Onion dip without mix

A healthier way to flash back to the Â’70s

Untitled Document As a kid growing up in the 1970s, I defined food in terms of catchy names and brightly colored boxes rather than as meals made from scratch. The menu of my childhood was defined by my mother, whose views about feeding her family were shaped largely by the advertising world. For a 28-year-old mother of three, instant-presto food out of a box or a bag was a small miracle of convenience. Why labor over homemade chocolate layer cake when you could stick a foil-wrapped Yodel in the kids’ lunch box instead? A homey plate of spaghetti and meatballs was replaced by a bright-red can of heat ’n’ serve Chef Boyardee. And if she was feeling particularly ambitious, Hamburger Helper was at the ready, complete with a can of sauce and packet of seasoning and noodles. All she needed was ground beef to turn this box into a banquet. She shake-and-baked, she french-fried green beans, and she taught us how to Jiffy our popcorn. It was the way of our middle-class manufactured world, a spectacle of kitchen magic tricks, and we knew nothing else. So in reality, when people ask me whether my mother was a good cook, I should say that she never really learned and instead extol her virtues as a hostess, a skill that was not lost on me.
I remember Thursday evenings as bridge night, when her gaggle of girlfriends would come over to play cards. She’d assemble a smorgasbord of nibbles that included nonpareils, Chex Mix, and the pièce de résistance, a chip-and-dip combo made with Lipton Onion Soup Mix. I never told her this, but I loved her when she made the onion dip. It was strange and salty, pungent and peculiar, and, because she made it exclusively for parties, it felt special. Thirty-some years later, I try to keep an eye on the sodium, so those soup-mix envelopes are part of memory bank, just like 8-track tapes — but every once in a while, I have a hankering for the dip. Below is a homemade 21st-century version, made with real caramelized onions that take me back to the days of the box — and that’s a very good thing.

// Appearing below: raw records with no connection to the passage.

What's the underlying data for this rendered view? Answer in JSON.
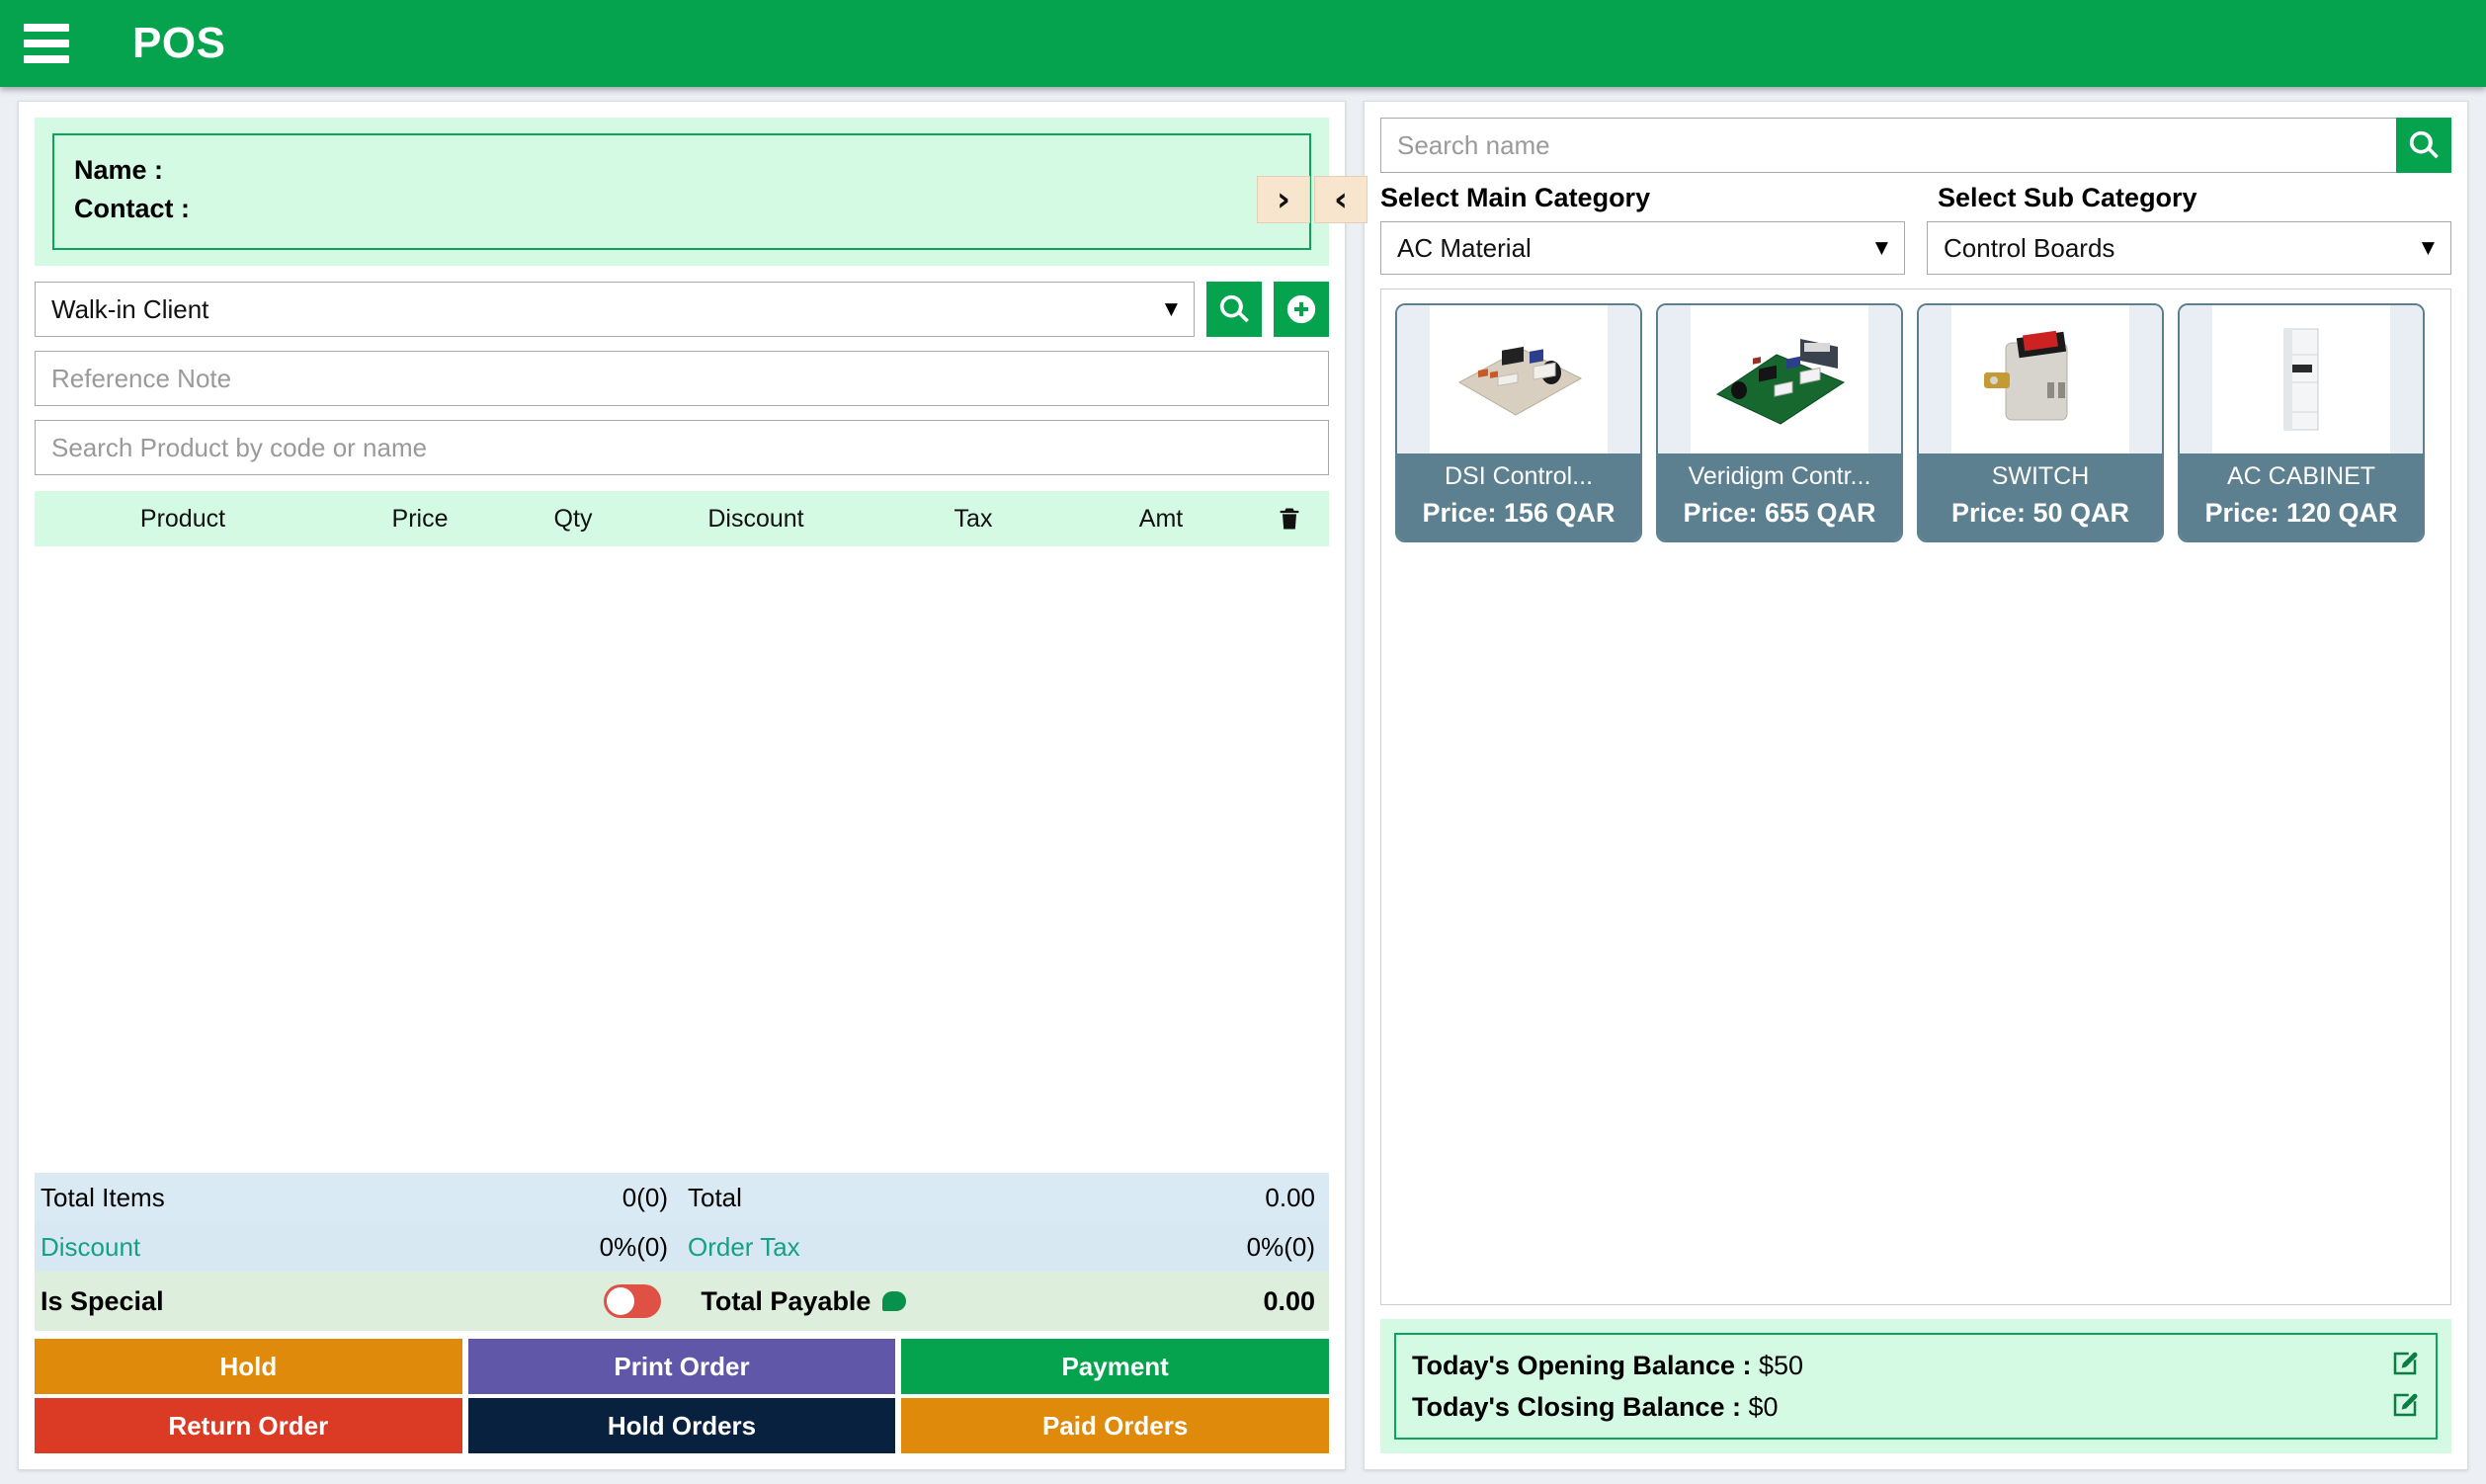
{
  "header": {
    "title": "POS",
    "menu_icon": "hamburger-icon",
    "bg": "#06a34f"
  },
  "panel_toggle": {
    "expand_label": "›",
    "collapse_label": "‹"
  },
  "customer": {
    "name_label": "Name :",
    "contact_label": "Contact :",
    "client_select_value": "Walk-in Client",
    "search_client_icon": "search-icon",
    "add_client_icon": "plus-circle-icon",
    "reference_placeholder": "Reference Note",
    "product_search_placeholder": "Search Product by code or name"
  },
  "cart": {
    "columns": [
      "Product",
      "Price",
      "Qty",
      "Discount",
      "Tax",
      "Amt"
    ],
    "delete_icon": "trash-icon",
    "rows": []
  },
  "totals": {
    "total_items_label": "Total Items",
    "total_items_value": "0(0)",
    "total_label": "Total",
    "total_value": "0.00",
    "discount_label": "Discount",
    "discount_value": "0%(0)",
    "order_tax_label": "Order Tax",
    "order_tax_value": "0%(0)",
    "is_special_label": "Is Special",
    "is_special_on": false,
    "total_payable_label": "Total Payable",
    "total_payable_value": "0.00"
  },
  "actions": [
    {
      "label": "Hold",
      "color": "#e08a0b"
    },
    {
      "label": "Print Order",
      "color": "#6057a8"
    },
    {
      "label": "Payment",
      "color": "#06a34f"
    },
    {
      "label": "Return Order",
      "color": "#db3b25"
    },
    {
      "label": "Hold Orders",
      "color": "#08213f"
    },
    {
      "label": "Paid Orders",
      "color": "#e08a0b"
    }
  ],
  "catalog": {
    "search_placeholder": "Search name",
    "search_icon": "search-icon",
    "main_category_label": "Select Main Category",
    "main_category_value": "AC Material",
    "sub_category_label": "Select Sub Category",
    "sub_category_value": "Control Boards",
    "products": [
      {
        "name": "DSI Control...",
        "price": "Price: 156 QAR",
        "art": "board-beige"
      },
      {
        "name": "Veridigm Contr...",
        "price": "Price: 655 QAR",
        "art": "board-green"
      },
      {
        "name": "SWITCH",
        "price": "Price: 50 QAR",
        "art": "switch"
      },
      {
        "name": "AC CABINET",
        "price": "Price: 120 QAR",
        "art": "cabinet"
      }
    ]
  },
  "balance": {
    "opening_label": "Today's Opening Balance :",
    "opening_value": "$50",
    "closing_label": "Today's Closing Balance :",
    "closing_value": "$0",
    "edit_icon": "edit-pencil-icon"
  }
}
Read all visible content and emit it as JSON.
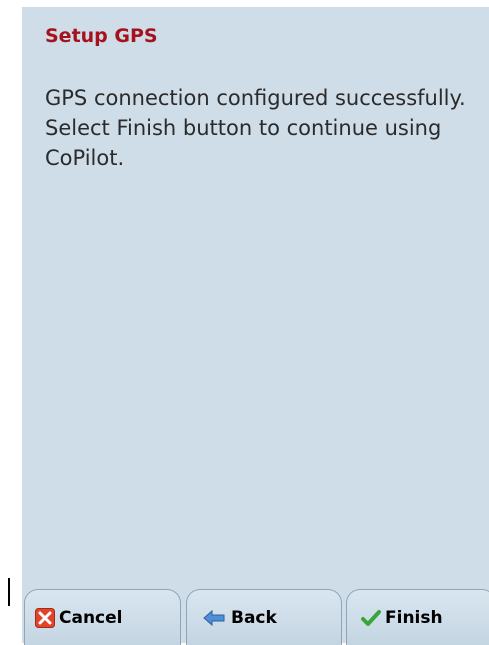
{
  "dialog": {
    "title": "Setup GPS",
    "message": "GPS connection configured successfully. Select Finish button to continue using CoPilot."
  },
  "buttons": {
    "cancel": {
      "label": "Cancel",
      "icon": "cancel-icon"
    },
    "back": {
      "label": "Back",
      "icon": "back-arrow-icon"
    },
    "finish": {
      "label": "Finish",
      "icon": "checkmark-icon"
    }
  },
  "colors": {
    "background": "#cfdde8",
    "title": "#a5121d",
    "text": "#2b2b2b"
  }
}
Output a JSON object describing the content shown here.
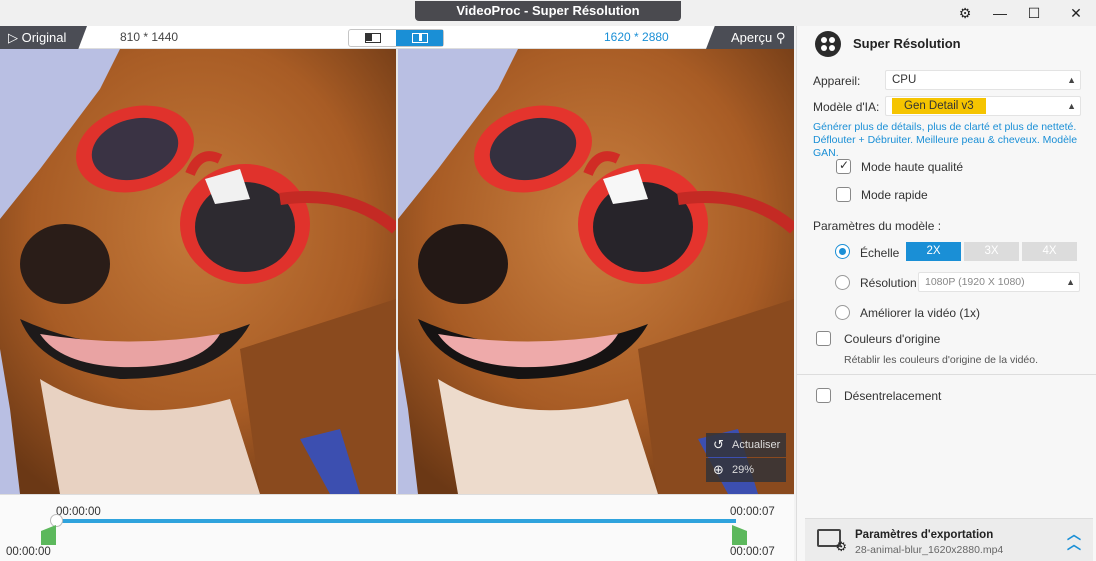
{
  "window": {
    "title": "VideoProc - Super Résolution",
    "settings_icon": "gear-icon",
    "minimize_icon": "minimize-icon",
    "maximize_icon": "maximize-icon",
    "close_icon": "close-icon"
  },
  "preview": {
    "original_label": "Original",
    "original_resolution": "810 * 1440",
    "output_resolution": "1620 * 2880",
    "apercu_label": "Aperçu",
    "refresh_label": "Actualiser",
    "zoom_label": "29%"
  },
  "timeline": {
    "start_time_top": "00:00:00",
    "end_time_top": "00:00:07",
    "start_time_bottom": "00:00:00",
    "end_time_bottom": "00:00:07"
  },
  "panel": {
    "title": "Super Résolution",
    "device_label": "Appareil:",
    "device_value": "CPU",
    "model_label": "Modèle d'IA:",
    "model_value": "Gen Detail v3",
    "model_desc": "Générer plus de détails, plus de clarté et plus de netteté. Déflouter + Débruiter. Meilleure peau & cheveux. Modèle GAN.",
    "hq_mode_label": "Mode haute qualité",
    "fast_mode_label": "Mode rapide",
    "model_params_label": "Paramètres du modèle :",
    "scale_label": "Échelle",
    "scale_options": [
      "2X",
      "3X",
      "4X"
    ],
    "resolution_label": "Résolution",
    "resolution_value": "1080P (1920 X 1080)",
    "improve_label": "Améliorer la vidéo (1x)",
    "original_colors_label": "Couleurs d'origine",
    "original_colors_note": "Rétablir les couleurs d'origine de la vidéo.",
    "deinterlace_label": "Désentrelacement",
    "export_title": "Paramètres d'exportation",
    "export_file": "28-animal-blur_1620x2880.mp4"
  },
  "colors": {
    "accent": "#1a8fd6",
    "badge": "#f5c400",
    "handle": "#5cb85c"
  }
}
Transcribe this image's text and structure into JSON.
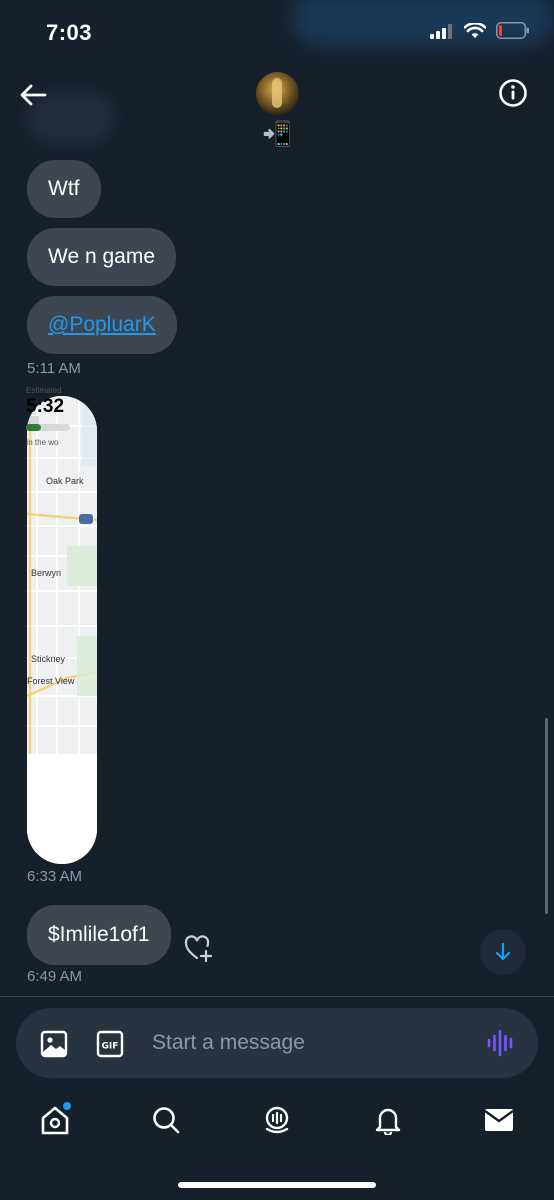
{
  "status_bar": {
    "time": "7:03",
    "icons": [
      "signal-icon",
      "wifi-icon",
      "battery-icon"
    ]
  },
  "header": {
    "back_icon": "arrow-left-icon",
    "avatar_name": "avatar",
    "emoji": "📲",
    "info_icon": "info-icon"
  },
  "messages": [
    {
      "text": "Wtf"
    },
    {
      "text": "We n game"
    },
    {
      "text": "@PopluarK",
      "is_link": true
    }
  ],
  "timestamps": {
    "first": "5:11 AM",
    "second": "6:33 AM",
    "third": "6:49 AM"
  },
  "map_card": {
    "labels": [
      "Oak Park",
      "Berwyn",
      "Stickney",
      "Forest View"
    ],
    "estimated_label": "Estimated",
    "eta": "5:32",
    "progress": 0.35,
    "footer": "In the wo"
  },
  "last_message": {
    "text": "$Imlile1of1"
  },
  "composer": {
    "placeholder": "Start a message",
    "image_icon": "image-icon",
    "gif_icon": "gif-icon",
    "voice_icon": "voice-icon"
  },
  "tabs": [
    {
      "name": "home",
      "icon": "home-icon"
    },
    {
      "name": "search",
      "icon": "search-icon"
    },
    {
      "name": "spaces",
      "icon": "spaces-icon"
    },
    {
      "name": "notifications",
      "icon": "bell-icon"
    },
    {
      "name": "messages",
      "icon": "mail-icon"
    }
  ],
  "colors": {
    "background": "#15202b",
    "bubble": "#3d4651",
    "accent": "#1d9bf0",
    "voice": "#7856ff"
  }
}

Culinary questions? Contact Kim O’Donnel at
Onion Dip, Hold the Soup Mix
2 or 3 tablespoons olive oil One large sweet onion, thinly sliced Salt and black pepper (or white pepper)    to taste 16 ounces sour cream 1 teaspoon garlic powder 1/2 teaspoon celery seed 1/2 teaspoon dry mustard 1/4 to 1/2 teaspoon cumin 1 teaspoon Worcestershire sauce (optional)
Using a heavy-bottomed skillet, heat oil and add onion. Cook over low heat until onion is soft and caramelized, about 45 minutes. Be careful not to burn the onion, which will yield a bitter result. You may cover the onion to speed up cooking, but stand by to stir occasionally. Season with salt and pepper and cool completely. Place the onion in the bowl of a food processor and pulse until the onion is pureed.
Spoon out into an airtight container and refrigerate for about an hour. In a mixing bowl, combine sour cream and the remaining ingredients, plus the chilled onion puree. Stir to thoroughly combine. Taste for the “onion dip” flavor that suits you and add more seasoning accordingly.
Serve immediately with chips or return to fridge until ready to serve. Makes a scant 3 cups of dip.